(Data about app and page elements)
[Start of section]
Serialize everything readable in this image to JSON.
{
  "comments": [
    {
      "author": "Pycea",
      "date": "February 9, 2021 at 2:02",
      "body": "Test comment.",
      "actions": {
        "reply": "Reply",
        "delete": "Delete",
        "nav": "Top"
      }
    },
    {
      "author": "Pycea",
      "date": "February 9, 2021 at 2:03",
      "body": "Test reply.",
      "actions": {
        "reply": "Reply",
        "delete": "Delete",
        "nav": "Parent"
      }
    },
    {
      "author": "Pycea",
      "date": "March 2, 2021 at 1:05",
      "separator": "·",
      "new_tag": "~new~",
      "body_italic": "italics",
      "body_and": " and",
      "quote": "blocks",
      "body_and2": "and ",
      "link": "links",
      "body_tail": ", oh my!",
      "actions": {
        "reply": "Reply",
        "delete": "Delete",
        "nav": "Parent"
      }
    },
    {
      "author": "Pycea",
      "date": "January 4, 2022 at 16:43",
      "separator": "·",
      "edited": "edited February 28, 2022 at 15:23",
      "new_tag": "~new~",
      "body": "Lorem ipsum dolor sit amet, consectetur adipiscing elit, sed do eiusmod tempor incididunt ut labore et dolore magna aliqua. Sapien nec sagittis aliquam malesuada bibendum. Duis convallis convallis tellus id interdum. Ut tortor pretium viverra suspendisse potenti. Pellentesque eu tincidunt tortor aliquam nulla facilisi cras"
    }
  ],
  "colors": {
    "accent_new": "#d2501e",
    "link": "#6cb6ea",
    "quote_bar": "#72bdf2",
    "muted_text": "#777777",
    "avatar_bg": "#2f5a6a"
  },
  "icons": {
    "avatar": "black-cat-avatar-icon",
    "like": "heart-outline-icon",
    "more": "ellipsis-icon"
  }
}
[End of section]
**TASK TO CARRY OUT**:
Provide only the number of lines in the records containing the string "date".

**SOLUTION FOR THIS TASK**:
4